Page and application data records
########

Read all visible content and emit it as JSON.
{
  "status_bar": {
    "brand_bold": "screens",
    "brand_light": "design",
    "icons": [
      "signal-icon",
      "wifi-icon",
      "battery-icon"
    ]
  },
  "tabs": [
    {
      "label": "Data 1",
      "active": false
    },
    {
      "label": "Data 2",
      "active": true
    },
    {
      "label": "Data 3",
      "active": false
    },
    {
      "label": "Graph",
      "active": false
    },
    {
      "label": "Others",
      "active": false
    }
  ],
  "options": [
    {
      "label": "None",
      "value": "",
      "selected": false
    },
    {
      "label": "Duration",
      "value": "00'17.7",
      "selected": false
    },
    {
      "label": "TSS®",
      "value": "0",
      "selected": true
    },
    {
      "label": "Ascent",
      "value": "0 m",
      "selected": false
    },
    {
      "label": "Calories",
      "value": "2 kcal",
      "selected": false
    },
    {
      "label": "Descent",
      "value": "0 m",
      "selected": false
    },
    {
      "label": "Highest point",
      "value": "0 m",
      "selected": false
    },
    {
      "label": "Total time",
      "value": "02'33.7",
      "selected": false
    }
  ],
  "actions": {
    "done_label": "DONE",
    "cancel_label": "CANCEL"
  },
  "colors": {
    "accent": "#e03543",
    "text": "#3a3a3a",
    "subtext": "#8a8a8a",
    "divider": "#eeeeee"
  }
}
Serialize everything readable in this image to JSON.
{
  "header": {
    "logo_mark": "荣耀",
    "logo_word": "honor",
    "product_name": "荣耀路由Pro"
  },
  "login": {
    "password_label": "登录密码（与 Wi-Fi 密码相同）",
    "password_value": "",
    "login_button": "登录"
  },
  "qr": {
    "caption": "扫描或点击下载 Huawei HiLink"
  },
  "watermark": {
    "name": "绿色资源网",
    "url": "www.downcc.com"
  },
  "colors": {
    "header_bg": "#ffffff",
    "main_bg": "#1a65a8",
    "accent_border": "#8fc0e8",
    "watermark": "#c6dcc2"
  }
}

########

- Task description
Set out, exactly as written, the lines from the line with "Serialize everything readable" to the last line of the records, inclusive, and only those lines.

- Result of this exercise
Serialize everything readable in this image to JSON.
{
  "header": {
    "logo_mark": "荣耀",
    "logo_word": "honor",
    "product_name": "荣耀路由Pro"
  },
  "login": {
    "password_label": "登录密码（与 Wi-Fi 密码相同）",
    "password_value": "",
    "login_button": "登录"
  },
  "qr": {
    "caption": "扫描或点击下载 Huawei HiLink"
  },
  "watermark": {
    "name": "绿色资源网",
    "url": "www.downcc.com"
  },
  "colors": {
    "header_bg": "#ffffff",
    "main_bg": "#1a65a8",
    "accent_border": "#8fc0e8",
    "watermark": "#c6dcc2"
  }
}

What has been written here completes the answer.